How an iPhone App Got Olympic Status by Building a Sponsor-Friendly Feature Set
Popular tech blog, TUAW.com, has a fascinating look at how a little known iPhone app-maker got official status for their "mobile guide" at the Vancouver Olympic Games. Xomo, which the story says is a company built around the idea of creating "disposable" event apps for iPhone, started developing the Mobile Spectator Guide without sponsors on board and "before the games knew they would want an app." Creating the app strictly on spec was a risky proposition, but one that paid off -- with a little luck.
"Bell, one of the games' sponsors, announced right around that time that they would be selling the iPhone in Canada, so it made much more sense for them to help sponsor an iPhone app. But Bell also sold other phones, so they told Xomo that they wanted the guide to be multiplatform. In response, Xomo hired Java and .Net teams to create versions of the app for Blackberry and Windows phones as well."
And how did Xomo go about marketing an iPhone app at a Samsung-sponsored Olympics?

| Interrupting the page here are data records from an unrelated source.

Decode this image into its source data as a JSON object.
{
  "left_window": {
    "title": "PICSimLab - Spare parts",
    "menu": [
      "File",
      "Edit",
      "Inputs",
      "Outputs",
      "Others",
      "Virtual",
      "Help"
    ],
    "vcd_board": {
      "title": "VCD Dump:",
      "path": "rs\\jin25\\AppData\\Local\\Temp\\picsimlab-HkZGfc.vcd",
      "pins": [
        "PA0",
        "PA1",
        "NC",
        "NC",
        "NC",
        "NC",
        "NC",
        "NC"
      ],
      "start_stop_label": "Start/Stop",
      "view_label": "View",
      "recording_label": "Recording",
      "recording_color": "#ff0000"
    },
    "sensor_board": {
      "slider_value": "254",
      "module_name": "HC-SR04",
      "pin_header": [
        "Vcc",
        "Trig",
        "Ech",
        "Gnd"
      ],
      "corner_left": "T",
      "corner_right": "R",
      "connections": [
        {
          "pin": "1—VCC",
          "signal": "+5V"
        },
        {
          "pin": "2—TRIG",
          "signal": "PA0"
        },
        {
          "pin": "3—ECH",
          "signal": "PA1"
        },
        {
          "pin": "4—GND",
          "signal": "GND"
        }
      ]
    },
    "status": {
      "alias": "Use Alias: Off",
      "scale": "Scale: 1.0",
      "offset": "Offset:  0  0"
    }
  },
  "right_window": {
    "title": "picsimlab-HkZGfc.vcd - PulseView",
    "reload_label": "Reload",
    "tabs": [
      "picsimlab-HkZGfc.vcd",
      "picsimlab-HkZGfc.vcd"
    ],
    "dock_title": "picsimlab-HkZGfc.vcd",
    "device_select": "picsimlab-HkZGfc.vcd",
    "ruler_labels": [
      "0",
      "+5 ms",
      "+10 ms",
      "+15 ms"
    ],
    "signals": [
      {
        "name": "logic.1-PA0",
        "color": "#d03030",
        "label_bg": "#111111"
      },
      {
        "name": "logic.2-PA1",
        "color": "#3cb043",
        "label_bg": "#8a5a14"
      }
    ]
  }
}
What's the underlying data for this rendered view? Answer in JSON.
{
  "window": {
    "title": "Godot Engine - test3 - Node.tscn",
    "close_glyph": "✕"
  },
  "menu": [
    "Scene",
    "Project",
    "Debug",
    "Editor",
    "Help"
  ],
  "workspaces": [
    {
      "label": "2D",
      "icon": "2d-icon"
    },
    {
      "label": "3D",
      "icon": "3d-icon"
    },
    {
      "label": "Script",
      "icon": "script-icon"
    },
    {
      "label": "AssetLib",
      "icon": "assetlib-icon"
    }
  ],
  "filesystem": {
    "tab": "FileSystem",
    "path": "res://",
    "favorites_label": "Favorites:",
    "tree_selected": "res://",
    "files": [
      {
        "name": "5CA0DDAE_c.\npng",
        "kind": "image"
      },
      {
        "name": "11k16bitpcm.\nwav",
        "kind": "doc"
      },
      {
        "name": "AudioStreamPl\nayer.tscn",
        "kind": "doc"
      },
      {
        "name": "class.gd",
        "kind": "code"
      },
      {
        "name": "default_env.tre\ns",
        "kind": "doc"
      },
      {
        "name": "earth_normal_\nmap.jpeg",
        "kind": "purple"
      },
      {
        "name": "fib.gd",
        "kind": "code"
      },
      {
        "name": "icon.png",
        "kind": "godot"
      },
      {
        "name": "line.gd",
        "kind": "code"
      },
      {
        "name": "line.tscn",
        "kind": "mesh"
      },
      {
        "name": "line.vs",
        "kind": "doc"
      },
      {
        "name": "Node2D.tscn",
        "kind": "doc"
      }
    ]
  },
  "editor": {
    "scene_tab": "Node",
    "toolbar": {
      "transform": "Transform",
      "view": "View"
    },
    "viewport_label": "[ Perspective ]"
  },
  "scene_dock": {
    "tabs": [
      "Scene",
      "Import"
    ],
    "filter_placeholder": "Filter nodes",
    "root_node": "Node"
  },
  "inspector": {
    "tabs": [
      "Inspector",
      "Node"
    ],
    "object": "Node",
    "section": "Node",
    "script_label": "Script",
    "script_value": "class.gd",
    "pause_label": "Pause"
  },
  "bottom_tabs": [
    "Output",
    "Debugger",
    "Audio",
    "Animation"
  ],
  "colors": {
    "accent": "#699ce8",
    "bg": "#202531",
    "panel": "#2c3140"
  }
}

".. because Samsung was the other major sponsor of the Olympics, the agreement was that the word "iPhone" couldn't actually be used in any of the promotion. Xomo had to say that the app was available on "popular smartphones" or otherwise go around the issue. Likewise, Samsung required that Apple couldn't actually feature the app in the App Store, and Apple was disappointed, but because they did want to support the Olympic app, they complied."
Great read -- and a good lesson. Sometimes properties, rather than looking for standalone sponsors, may come out better off by positioning themselves as activation platforms for other, and often larger, sponsorship investments. Afterall, it's a lot easier to spend on an activation, when you've just sunk millions of dollars into the sponsorship rights!